Excerpts from an interface dataset:
┄┄┄┄┄┄

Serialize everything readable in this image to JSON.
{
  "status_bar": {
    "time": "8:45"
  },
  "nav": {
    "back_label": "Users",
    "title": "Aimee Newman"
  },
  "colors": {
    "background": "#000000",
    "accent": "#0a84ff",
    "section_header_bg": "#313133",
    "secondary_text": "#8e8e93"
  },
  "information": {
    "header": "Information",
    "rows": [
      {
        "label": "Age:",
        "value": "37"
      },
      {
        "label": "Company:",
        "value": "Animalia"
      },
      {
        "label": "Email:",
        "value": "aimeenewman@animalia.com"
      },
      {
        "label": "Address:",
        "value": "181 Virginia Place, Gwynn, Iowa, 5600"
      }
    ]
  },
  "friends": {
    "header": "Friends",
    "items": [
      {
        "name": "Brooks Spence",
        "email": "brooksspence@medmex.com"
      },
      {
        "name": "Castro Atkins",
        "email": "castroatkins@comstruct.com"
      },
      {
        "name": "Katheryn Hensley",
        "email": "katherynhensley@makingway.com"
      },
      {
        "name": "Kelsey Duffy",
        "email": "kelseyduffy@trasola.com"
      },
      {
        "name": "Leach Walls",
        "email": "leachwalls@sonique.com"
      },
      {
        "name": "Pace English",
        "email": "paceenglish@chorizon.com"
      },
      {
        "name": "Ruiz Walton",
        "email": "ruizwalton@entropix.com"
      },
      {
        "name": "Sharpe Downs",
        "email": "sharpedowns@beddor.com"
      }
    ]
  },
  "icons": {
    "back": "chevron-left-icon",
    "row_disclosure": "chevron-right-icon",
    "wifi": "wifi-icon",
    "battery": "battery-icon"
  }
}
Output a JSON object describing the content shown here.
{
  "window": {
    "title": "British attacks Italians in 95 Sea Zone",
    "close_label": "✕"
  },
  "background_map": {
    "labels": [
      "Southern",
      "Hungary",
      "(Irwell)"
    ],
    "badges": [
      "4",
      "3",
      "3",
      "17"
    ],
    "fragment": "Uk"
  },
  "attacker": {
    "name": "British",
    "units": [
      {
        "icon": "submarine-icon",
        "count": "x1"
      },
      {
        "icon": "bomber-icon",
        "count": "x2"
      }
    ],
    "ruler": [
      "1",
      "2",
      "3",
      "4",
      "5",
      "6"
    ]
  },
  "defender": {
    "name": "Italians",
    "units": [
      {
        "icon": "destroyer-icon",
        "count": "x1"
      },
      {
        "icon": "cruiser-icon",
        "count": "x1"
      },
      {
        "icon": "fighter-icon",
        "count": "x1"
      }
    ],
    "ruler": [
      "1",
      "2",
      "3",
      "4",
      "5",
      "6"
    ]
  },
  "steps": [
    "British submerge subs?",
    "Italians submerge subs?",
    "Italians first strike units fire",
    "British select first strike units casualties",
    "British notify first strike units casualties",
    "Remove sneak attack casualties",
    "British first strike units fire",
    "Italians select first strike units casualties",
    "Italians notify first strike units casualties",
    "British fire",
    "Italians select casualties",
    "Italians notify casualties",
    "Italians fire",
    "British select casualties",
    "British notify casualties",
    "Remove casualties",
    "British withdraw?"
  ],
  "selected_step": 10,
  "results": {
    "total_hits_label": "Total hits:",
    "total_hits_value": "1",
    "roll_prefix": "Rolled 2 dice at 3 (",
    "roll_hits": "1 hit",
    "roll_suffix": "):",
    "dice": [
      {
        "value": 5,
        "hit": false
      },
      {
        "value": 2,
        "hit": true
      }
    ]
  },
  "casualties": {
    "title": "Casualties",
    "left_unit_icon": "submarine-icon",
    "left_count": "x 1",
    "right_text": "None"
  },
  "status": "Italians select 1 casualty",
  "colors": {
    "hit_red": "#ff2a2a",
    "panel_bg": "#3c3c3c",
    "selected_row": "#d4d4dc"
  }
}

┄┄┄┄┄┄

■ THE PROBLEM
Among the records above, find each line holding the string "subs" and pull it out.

■ EXERCISE OUTPUT
    "British submerge subs?",
    "Italians submerge subs?",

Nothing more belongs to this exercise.